EXERCISE: From the records that follow, copy every line that contains the word "Polyester".

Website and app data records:

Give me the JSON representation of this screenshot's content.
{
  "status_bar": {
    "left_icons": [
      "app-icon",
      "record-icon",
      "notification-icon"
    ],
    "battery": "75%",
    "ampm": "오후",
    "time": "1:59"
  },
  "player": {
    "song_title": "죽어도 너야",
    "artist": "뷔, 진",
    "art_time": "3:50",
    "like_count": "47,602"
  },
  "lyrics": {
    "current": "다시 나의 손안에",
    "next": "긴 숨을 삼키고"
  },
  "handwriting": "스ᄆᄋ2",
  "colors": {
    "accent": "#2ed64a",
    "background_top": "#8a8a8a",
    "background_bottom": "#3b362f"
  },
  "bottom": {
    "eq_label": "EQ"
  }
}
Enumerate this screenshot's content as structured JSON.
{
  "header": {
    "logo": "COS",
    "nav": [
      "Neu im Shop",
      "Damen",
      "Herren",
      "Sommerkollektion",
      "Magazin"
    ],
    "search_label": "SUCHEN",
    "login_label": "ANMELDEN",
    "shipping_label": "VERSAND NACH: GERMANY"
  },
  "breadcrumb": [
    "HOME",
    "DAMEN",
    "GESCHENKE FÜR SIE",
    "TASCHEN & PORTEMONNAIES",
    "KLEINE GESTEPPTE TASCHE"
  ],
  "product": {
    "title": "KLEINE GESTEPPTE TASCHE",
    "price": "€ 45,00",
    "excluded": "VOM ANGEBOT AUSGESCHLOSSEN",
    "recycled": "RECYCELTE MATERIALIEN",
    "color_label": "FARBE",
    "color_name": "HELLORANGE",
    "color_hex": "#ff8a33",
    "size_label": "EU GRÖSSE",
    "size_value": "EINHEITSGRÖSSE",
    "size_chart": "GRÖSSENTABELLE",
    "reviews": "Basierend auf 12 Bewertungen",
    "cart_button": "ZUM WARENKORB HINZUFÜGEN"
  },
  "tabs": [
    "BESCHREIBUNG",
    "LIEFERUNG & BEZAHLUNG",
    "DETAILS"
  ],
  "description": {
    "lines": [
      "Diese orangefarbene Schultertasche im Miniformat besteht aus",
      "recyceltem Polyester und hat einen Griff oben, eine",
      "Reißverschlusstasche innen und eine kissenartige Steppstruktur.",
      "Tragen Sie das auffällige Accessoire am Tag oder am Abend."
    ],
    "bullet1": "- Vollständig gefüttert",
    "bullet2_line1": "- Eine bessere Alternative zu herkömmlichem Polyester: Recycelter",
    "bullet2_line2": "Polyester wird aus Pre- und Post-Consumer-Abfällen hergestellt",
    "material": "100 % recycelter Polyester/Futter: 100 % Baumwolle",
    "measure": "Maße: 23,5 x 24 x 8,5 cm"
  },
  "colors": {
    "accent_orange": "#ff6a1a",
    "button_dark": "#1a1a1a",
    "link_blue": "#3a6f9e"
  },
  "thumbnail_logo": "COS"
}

TASK RESULT:
      "recyceltem Polyester und hat einen Griff oben, eine",
    "bullet2_line1": "- Eine bessere Alternative zu herkömmlichem Polyester: Recycelter",
    "bullet2_line2": "Polyester wird aus Pre- und Post-Consumer-Abfällen hergestellt",
    "material": "100 % recycelter Polyester/Futter: 100 % Baumwolle",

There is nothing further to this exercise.